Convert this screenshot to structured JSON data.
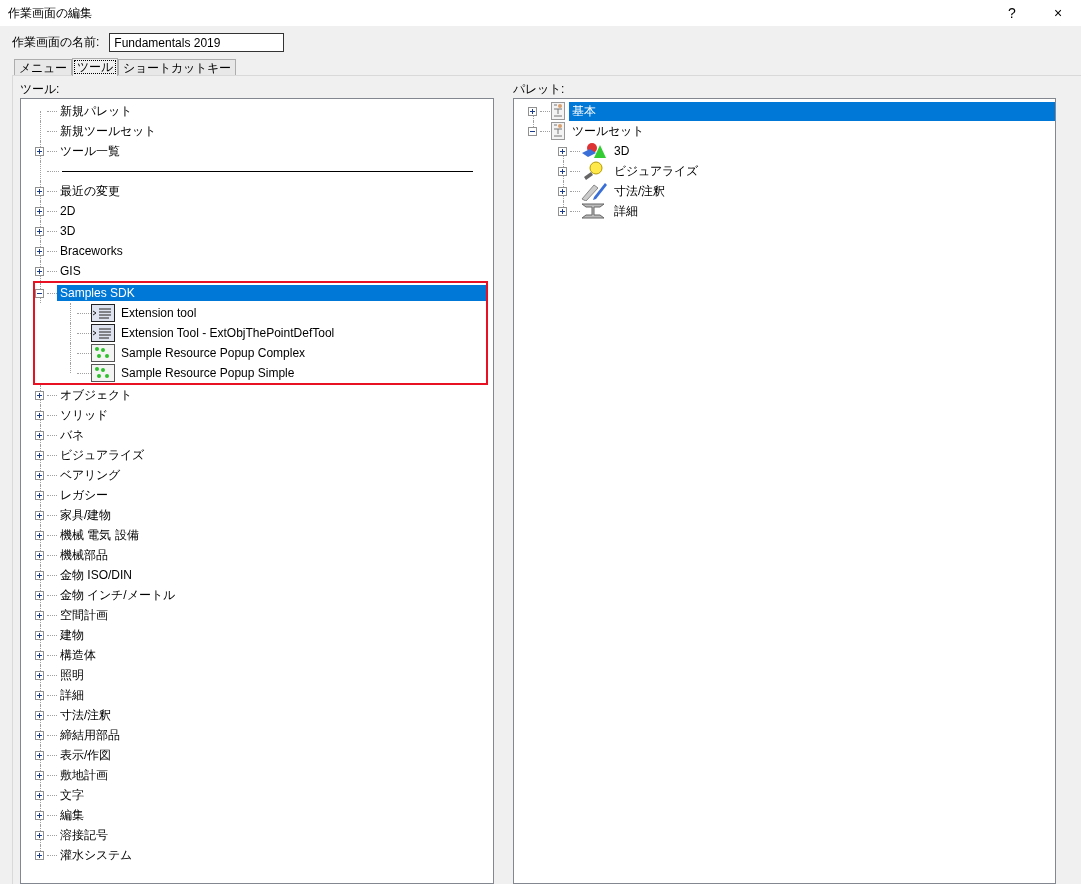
{
  "window": {
    "title": "作業画面の編集",
    "help": "?",
    "close": "×"
  },
  "name_field": {
    "label": "作業画面の名前:",
    "value": "Fundamentals 2019"
  },
  "tabs": [
    {
      "label": "メニュー",
      "selected": false
    },
    {
      "label": "ツール",
      "selected": true
    },
    {
      "label": "ショートカットキー",
      "selected": false
    }
  ],
  "tools_panel": {
    "label": "ツール:",
    "items": [
      {
        "kind": "leaf",
        "label": "新規パレット",
        "selected": false
      },
      {
        "kind": "leaf",
        "label": "新規ツールセット",
        "selected": false
      },
      {
        "kind": "group",
        "label": "ツール一覧",
        "expanded": false,
        "selected": false
      },
      {
        "kind": "separator"
      },
      {
        "kind": "group",
        "label": "最近の変更",
        "expanded": false,
        "selected": false
      },
      {
        "kind": "group",
        "label": "2D",
        "expanded": false,
        "selected": false
      },
      {
        "kind": "group",
        "label": "3D",
        "expanded": false,
        "selected": false
      },
      {
        "kind": "group",
        "label": "Braceworks",
        "expanded": false,
        "selected": false
      },
      {
        "kind": "group",
        "label": "GIS",
        "expanded": false,
        "selected": false
      },
      {
        "kind": "group",
        "label": "Samples SDK",
        "expanded": true,
        "selected": true,
        "highlighted": true,
        "children": [
          {
            "kind": "extension",
            "label": "Extension tool",
            "selected": false
          },
          {
            "kind": "extension",
            "label": "Extension Tool - ExtObjThePointDefTool",
            "selected": false
          },
          {
            "kind": "popup",
            "label": "Sample Resource Popup Complex",
            "selected": false
          },
          {
            "kind": "popup",
            "label": "Sample Resource Popup Simple",
            "selected": false
          }
        ]
      },
      {
        "kind": "group",
        "label": "オブジェクト",
        "expanded": false,
        "selected": false
      },
      {
        "kind": "group",
        "label": "ソリッド",
        "expanded": false,
        "selected": false
      },
      {
        "kind": "group",
        "label": "バネ",
        "expanded": false,
        "selected": false
      },
      {
        "kind": "group",
        "label": "ビジュアライズ",
        "expanded": false,
        "selected": false
      },
      {
        "kind": "group",
        "label": "ベアリング",
        "expanded": false,
        "selected": false
      },
      {
        "kind": "group",
        "label": "レガシー",
        "expanded": false,
        "selected": false
      },
      {
        "kind": "group",
        "label": "家具/建物",
        "expanded": false,
        "selected": false
      },
      {
        "kind": "group",
        "label": "機械 電気 設備",
        "expanded": false,
        "selected": false
      },
      {
        "kind": "group",
        "label": "機械部品",
        "expanded": false,
        "selected": false
      },
      {
        "kind": "group",
        "label": "金物 ISO/DIN",
        "expanded": false,
        "selected": false
      },
      {
        "kind": "group",
        "label": "金物 インチ/メートル",
        "expanded": false,
        "selected": false
      },
      {
        "kind": "group",
        "label": "空間計画",
        "expanded": false,
        "selected": false
      },
      {
        "kind": "group",
        "label": "建物",
        "expanded": false,
        "selected": false
      },
      {
        "kind": "group",
        "label": "構造体",
        "expanded": false,
        "selected": false
      },
      {
        "kind": "group",
        "label": "照明",
        "expanded": false,
        "selected": false
      },
      {
        "kind": "group",
        "label": "詳細",
        "expanded": false,
        "selected": false
      },
      {
        "kind": "group",
        "label": "寸法/注釈",
        "expanded": false,
        "selected": false
      },
      {
        "kind": "group",
        "label": "締結用部品",
        "expanded": false,
        "selected": false
      },
      {
        "kind": "group",
        "label": "表示/作図",
        "expanded": false,
        "selected": false
      },
      {
        "kind": "group",
        "label": "敷地計画",
        "expanded": false,
        "selected": false
      },
      {
        "kind": "group",
        "label": "文字",
        "expanded": false,
        "selected": false
      },
      {
        "kind": "group",
        "label": "編集",
        "expanded": false,
        "selected": false
      },
      {
        "kind": "group",
        "label": "溶接記号",
        "expanded": false,
        "selected": false
      },
      {
        "kind": "group",
        "label": "灌水システム",
        "expanded": false,
        "selected": false
      }
    ]
  },
  "palette_panel": {
    "label": "パレット:",
    "items": [
      {
        "label": "基本",
        "expanded": false,
        "selected": true
      },
      {
        "label": "ツールセット",
        "expanded": true,
        "selected": false,
        "children": [
          {
            "label": "3D",
            "expanded": false,
            "selected": false
          },
          {
            "label": "ビジュアライズ",
            "expanded": false,
            "selected": false
          },
          {
            "label": "寸法/注釈",
            "expanded": false,
            "selected": false
          },
          {
            "label": "詳細",
            "expanded": false,
            "selected": false
          }
        ]
      }
    ]
  }
}
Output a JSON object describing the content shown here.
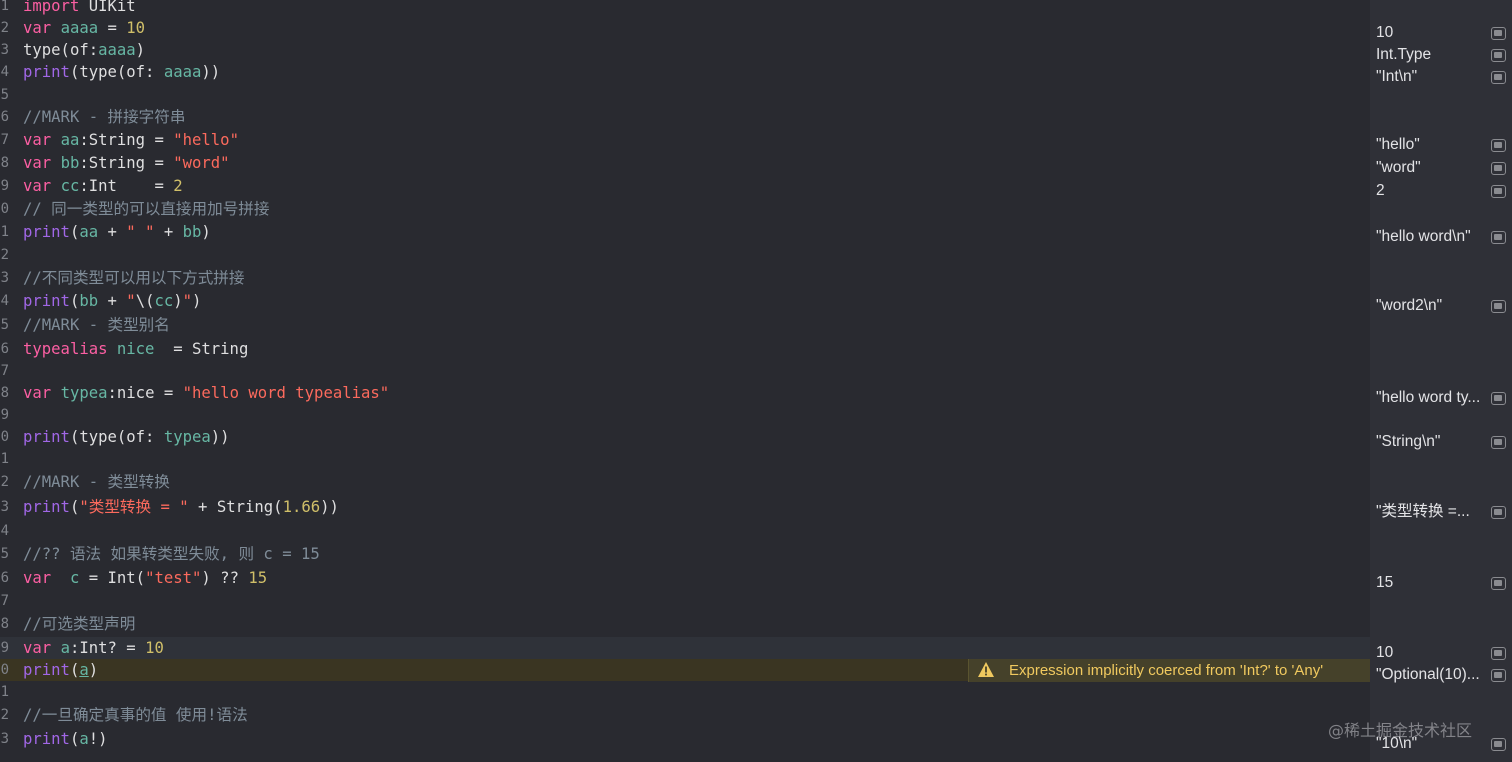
{
  "editor": {
    "lines": [
      {
        "ln": "1",
        "code": "<span class='kw'>import</span> <span class='plain'>UIKit</span>"
      },
      {
        "ln": "2",
        "code": "<span class='kw'>var</span> <span class='var'>aaaa</span> = <span class='num'>10</span>"
      },
      {
        "ln": "3",
        "code": "<span class='plain'>type(of:</span><span class='var'>aaaa</span><span class='plain'>)</span>"
      },
      {
        "ln": "4",
        "code": "<span class='fn'>print</span>(type(of: <span class='var'>aaaa</span>))"
      },
      {
        "ln": "5",
        "code": ""
      },
      {
        "ln": "6",
        "code": "<span class='cmt'>//MARK - 拼接字符串</span>"
      },
      {
        "ln": "7",
        "code": "<span class='kw'>var</span> <span class='var'>aa</span>:String = <span class='str'>\"hello\"</span>"
      },
      {
        "ln": "8",
        "code": "<span class='kw'>var</span> <span class='var'>bb</span>:String = <span class='str'>\"word\"</span>"
      },
      {
        "ln": "9",
        "code": "<span class='kw'>var</span> <span class='var'>cc</span>:Int    = <span class='num'>2</span>"
      },
      {
        "ln": "0",
        "code": "<span class='cmt'>// 同一类型的可以直接用加号拼接</span>"
      },
      {
        "ln": "1",
        "code": "<span class='fn'>print</span>(<span class='var'>aa</span> + <span class='str'>\" \"</span> + <span class='var'>bb</span>)"
      },
      {
        "ln": "2",
        "code": ""
      },
      {
        "ln": "3",
        "code": "<span class='cmt'>//不同类型可以用以下方式拼接</span>"
      },
      {
        "ln": "4",
        "code": "<span class='fn'>print</span>(<span class='var'>bb</span> + <span class='str'>\"</span>\\(<span class='var'>cc</span>)<span class='str'>\"</span>)"
      },
      {
        "ln": "5",
        "code": "<span class='cmt'>//MARK - 类型别名</span>"
      },
      {
        "ln": "6",
        "code": "<span class='kw'>typealias</span> <span class='var'>nice</span>  = String"
      },
      {
        "ln": "7",
        "code": ""
      },
      {
        "ln": "8",
        "code": "<span class='kw'>var</span> <span class='var'>typea</span>:nice = <span class='str'>\"hello word typealias\"</span>"
      },
      {
        "ln": "9",
        "code": ""
      },
      {
        "ln": "0",
        "code": "<span class='fn'>print</span>(type(of: <span class='var'>typea</span>))"
      },
      {
        "ln": "1",
        "code": ""
      },
      {
        "ln": "2",
        "code": "<span class='cmt'>//MARK - 类型转换</span>"
      },
      {
        "ln": "3",
        "code": "<span class='fn'>print</span>(<span class='str'>\"类型转换 = \"</span> + String(<span class='num'>1.66</span>))"
      },
      {
        "ln": "4",
        "code": ""
      },
      {
        "ln": "5",
        "code": "<span class='cmt'>//?? 语法 如果转类型失败, 则 c = 15</span>"
      },
      {
        "ln": "6",
        "code": "<span class='kw'>var</span>  <span class='var'>c</span> = Int(<span class='str'>\"test\"</span>) ?? <span class='num'>15</span>"
      },
      {
        "ln": "7",
        "code": ""
      },
      {
        "ln": "8",
        "code": "<span class='cmt'>//可选类型声明</span>"
      },
      {
        "ln": "9",
        "code": "<span class='kw'>var</span> <span class='var'>a</span>:Int? = <span class='num'>10</span>"
      },
      {
        "ln": "0",
        "code": "<span class='fn'>print</span>(<span class='var ul'>a</span>)"
      },
      {
        "ln": "1",
        "code": ""
      },
      {
        "ln": "2",
        "code": "<span class='cmt'>//一旦确定真事的值 使用!语法</span>"
      },
      {
        "ln": "3",
        "code": "<span class='fn'>print</span>(<span class='var'>a</span>!)"
      }
    ]
  },
  "warning": {
    "text": "Expression implicitly coerced from 'Int?' to 'Any'"
  },
  "results": [
    {
      "line": 2,
      "text": "10"
    },
    {
      "line": 3,
      "text": "Int.Type"
    },
    {
      "line": 4,
      "text": "\"Int\\n\""
    },
    {
      "line": 7,
      "text": "\"hello\""
    },
    {
      "line": 8,
      "text": "\"word\""
    },
    {
      "line": 9,
      "text": "2"
    },
    {
      "line": 11,
      "text": "\"hello word\\n\""
    },
    {
      "line": 14,
      "text": "\"word2\\n\""
    },
    {
      "line": 18,
      "text": "\"hello word ty..."
    },
    {
      "line": 20,
      "text": "\"String\\n\""
    },
    {
      "line": 23,
      "text": "\"类型转换 =..."
    },
    {
      "line": 26,
      "text": "15"
    },
    {
      "line": 29,
      "text": "10"
    },
    {
      "line": 30,
      "text": "\"Optional(10)..."
    },
    {
      "line": 33,
      "text": "\"10\\n\""
    }
  ],
  "watermark": "@稀土掘金技术社区",
  "colors": {
    "editor_bg": "#292a30",
    "keyword": "#fc5fa3",
    "string": "#fc6a5d",
    "number": "#d0bf69",
    "comment": "#7f8c98",
    "warning": "#f0c95f"
  }
}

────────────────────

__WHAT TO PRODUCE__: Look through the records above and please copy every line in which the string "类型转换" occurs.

__REPLY TO THE EXERCISE__:
        "code": "<span class='cmt'>//MARK - 类型转换</span>"
        "code": "<span class='fn'>print</span>(<span class='str'>\"类型转换 = \"</span> + String(<span class='num'>1.66</span>))"
      "text": "\"类型转换 =..."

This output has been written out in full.